Could you find every line in the entries below that holds the word "JSON" and copy it?

(Extracted data entries)
#####

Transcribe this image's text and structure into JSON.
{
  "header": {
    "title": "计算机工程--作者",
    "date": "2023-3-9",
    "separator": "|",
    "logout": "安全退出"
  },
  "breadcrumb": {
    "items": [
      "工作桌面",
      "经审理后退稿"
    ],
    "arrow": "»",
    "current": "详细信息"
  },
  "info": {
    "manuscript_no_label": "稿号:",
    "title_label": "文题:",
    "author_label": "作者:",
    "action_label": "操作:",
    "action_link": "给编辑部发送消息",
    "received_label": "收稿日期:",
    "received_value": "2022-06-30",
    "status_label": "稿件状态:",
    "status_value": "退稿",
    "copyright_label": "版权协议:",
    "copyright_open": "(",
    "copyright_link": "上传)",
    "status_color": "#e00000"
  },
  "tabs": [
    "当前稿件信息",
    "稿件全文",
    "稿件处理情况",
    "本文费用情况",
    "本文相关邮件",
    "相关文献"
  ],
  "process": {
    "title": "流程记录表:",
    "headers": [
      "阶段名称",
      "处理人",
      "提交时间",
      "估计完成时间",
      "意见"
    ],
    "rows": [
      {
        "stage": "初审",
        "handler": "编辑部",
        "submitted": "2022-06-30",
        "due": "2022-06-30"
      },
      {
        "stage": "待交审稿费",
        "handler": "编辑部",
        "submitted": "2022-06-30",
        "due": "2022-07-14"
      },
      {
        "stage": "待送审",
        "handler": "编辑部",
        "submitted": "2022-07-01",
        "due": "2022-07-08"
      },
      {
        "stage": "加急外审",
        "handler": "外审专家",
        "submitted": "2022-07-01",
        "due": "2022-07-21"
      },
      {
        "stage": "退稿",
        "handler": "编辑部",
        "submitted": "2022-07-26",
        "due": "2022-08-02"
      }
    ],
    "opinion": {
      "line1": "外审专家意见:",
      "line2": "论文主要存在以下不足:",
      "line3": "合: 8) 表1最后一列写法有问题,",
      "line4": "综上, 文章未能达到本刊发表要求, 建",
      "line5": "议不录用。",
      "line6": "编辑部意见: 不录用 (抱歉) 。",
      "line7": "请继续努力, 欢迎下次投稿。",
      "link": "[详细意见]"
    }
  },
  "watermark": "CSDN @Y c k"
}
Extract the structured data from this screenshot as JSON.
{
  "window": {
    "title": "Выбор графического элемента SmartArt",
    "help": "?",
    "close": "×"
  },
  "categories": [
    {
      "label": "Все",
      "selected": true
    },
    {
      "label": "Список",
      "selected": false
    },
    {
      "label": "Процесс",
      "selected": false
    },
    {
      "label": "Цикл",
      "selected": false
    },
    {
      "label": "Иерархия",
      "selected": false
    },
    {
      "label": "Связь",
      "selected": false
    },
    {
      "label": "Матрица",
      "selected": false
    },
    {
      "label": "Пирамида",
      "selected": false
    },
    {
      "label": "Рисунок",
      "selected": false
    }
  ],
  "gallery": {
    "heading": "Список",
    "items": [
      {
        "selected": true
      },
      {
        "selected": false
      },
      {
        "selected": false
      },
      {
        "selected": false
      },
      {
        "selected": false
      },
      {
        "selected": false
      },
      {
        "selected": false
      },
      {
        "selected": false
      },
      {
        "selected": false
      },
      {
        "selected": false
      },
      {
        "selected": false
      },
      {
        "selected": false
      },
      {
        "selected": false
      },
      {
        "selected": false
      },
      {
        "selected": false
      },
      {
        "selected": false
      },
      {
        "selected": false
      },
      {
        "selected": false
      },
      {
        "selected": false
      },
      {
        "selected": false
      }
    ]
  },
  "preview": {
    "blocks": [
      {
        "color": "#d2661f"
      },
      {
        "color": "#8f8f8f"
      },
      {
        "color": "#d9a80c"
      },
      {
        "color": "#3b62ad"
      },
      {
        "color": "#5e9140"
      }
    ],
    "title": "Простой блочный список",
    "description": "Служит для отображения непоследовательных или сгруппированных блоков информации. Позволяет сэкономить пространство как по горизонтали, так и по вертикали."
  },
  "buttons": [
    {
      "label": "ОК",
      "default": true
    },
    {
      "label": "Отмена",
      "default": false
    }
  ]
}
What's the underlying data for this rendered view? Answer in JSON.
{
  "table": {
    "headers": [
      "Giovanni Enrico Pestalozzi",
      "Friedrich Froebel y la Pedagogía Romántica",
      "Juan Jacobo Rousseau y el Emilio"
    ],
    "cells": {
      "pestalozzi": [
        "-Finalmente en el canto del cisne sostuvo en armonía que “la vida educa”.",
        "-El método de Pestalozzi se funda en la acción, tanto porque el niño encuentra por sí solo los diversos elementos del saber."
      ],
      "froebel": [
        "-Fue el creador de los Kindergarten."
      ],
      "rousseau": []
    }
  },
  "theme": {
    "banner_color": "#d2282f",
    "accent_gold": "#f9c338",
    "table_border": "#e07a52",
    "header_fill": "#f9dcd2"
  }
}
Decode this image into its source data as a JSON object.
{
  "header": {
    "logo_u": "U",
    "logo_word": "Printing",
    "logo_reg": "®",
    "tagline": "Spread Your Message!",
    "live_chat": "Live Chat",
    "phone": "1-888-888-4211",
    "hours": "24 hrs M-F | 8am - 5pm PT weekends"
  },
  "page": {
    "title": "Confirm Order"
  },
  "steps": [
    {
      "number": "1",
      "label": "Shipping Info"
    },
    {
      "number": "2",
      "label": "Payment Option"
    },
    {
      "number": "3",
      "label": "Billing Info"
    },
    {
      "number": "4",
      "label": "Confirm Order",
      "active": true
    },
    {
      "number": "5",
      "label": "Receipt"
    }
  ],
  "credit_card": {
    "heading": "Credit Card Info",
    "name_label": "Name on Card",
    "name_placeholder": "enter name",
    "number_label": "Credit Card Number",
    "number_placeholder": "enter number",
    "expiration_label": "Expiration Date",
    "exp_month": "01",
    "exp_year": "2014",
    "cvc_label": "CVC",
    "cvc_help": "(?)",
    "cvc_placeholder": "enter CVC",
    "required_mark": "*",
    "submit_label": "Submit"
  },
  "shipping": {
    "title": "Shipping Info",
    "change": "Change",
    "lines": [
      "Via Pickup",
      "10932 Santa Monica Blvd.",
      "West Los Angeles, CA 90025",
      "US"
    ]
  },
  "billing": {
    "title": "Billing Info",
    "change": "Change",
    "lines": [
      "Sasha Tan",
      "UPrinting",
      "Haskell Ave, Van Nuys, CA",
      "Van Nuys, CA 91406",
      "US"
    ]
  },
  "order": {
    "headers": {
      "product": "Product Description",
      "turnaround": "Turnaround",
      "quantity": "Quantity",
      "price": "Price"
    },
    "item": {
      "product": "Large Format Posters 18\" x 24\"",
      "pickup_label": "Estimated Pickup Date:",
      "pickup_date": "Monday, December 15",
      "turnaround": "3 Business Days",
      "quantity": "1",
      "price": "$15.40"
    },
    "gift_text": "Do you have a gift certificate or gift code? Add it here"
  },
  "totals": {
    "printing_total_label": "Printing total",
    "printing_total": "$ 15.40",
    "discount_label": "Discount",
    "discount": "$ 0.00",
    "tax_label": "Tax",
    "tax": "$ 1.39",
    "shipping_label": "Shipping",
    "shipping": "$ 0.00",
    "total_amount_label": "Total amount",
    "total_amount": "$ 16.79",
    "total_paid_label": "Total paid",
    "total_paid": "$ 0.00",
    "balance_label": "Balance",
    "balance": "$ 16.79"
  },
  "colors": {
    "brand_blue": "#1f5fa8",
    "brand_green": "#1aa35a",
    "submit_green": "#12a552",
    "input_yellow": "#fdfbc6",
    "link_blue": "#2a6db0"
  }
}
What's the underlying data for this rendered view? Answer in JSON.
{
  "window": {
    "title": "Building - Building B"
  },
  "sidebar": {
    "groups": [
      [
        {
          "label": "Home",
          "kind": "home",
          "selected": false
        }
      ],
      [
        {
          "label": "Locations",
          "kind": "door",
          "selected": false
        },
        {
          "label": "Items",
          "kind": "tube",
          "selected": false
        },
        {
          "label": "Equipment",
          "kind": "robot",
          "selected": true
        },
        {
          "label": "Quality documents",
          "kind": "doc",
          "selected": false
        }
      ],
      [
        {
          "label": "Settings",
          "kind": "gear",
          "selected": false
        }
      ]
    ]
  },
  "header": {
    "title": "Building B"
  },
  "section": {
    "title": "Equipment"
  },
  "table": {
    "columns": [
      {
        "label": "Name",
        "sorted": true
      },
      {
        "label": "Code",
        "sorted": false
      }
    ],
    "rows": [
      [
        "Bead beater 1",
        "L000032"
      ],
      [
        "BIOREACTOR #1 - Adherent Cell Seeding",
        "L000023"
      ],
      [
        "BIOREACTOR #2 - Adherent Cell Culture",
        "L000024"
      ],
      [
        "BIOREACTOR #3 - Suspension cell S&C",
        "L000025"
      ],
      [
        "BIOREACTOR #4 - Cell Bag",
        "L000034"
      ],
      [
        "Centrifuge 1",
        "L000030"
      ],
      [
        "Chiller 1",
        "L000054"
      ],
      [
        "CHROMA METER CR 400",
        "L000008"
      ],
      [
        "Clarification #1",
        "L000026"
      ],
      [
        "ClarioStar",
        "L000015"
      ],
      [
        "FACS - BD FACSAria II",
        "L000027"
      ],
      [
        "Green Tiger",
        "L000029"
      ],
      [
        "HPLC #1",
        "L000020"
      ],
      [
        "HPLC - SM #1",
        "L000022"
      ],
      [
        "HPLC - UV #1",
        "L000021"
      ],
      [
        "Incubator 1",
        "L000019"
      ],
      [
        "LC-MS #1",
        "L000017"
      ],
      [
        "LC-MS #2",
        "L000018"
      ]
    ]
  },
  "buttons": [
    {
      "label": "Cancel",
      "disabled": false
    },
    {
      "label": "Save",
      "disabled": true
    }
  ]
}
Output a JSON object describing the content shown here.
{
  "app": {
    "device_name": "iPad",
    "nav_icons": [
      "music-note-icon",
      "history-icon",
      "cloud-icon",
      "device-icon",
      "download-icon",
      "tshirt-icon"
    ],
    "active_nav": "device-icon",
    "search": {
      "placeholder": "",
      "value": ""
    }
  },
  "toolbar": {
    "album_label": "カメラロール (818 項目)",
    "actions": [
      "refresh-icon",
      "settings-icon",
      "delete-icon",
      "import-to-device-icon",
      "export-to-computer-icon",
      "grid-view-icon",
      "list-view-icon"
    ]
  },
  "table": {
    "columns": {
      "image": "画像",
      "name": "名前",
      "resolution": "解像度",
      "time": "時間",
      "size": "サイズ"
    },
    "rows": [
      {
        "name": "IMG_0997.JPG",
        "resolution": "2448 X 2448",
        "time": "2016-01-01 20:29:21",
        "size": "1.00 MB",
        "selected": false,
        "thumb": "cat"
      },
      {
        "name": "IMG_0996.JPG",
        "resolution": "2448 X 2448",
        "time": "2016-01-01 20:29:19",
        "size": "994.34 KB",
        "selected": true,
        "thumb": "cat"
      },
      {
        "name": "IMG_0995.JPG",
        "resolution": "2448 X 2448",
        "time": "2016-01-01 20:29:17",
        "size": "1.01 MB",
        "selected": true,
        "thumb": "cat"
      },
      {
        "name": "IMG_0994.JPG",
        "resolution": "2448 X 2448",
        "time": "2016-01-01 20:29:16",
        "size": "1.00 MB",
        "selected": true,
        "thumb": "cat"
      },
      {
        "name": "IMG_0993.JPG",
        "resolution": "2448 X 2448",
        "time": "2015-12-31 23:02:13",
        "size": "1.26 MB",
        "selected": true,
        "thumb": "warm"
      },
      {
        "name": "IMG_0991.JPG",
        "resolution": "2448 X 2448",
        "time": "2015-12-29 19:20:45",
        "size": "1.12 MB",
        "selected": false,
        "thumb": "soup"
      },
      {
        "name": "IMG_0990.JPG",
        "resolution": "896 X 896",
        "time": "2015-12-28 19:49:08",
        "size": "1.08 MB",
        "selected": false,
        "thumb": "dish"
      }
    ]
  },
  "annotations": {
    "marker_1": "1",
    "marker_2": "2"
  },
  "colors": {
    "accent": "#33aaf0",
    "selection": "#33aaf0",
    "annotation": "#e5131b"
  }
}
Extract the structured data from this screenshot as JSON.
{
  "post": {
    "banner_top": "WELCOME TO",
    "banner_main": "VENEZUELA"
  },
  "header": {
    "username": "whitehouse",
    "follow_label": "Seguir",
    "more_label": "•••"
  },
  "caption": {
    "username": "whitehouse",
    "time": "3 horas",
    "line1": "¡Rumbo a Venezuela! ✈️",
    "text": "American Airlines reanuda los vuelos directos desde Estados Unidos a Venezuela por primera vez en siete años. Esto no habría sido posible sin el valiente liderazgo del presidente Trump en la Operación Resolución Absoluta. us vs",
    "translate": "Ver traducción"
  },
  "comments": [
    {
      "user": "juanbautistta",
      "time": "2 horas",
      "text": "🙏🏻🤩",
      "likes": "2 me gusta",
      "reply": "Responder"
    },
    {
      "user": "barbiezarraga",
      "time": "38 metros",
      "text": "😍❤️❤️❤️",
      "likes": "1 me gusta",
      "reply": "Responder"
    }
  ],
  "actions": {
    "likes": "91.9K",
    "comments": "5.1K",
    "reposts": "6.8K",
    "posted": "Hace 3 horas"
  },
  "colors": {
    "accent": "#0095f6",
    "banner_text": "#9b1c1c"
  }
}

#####

§ **EXERCISE SOLUTION**:
Transcribe this image's text and structure into JSON.
Extract the structured data from this screenshot as JSON.
What's the underlying data for this rendered view? Answer in JSON.
Decode this image into its source data as a JSON object.
What's the underlying data for this rendered view? Answer in JSON.
Output a JSON object describing the content shown here.
Extract the structured data from this screenshot as JSON.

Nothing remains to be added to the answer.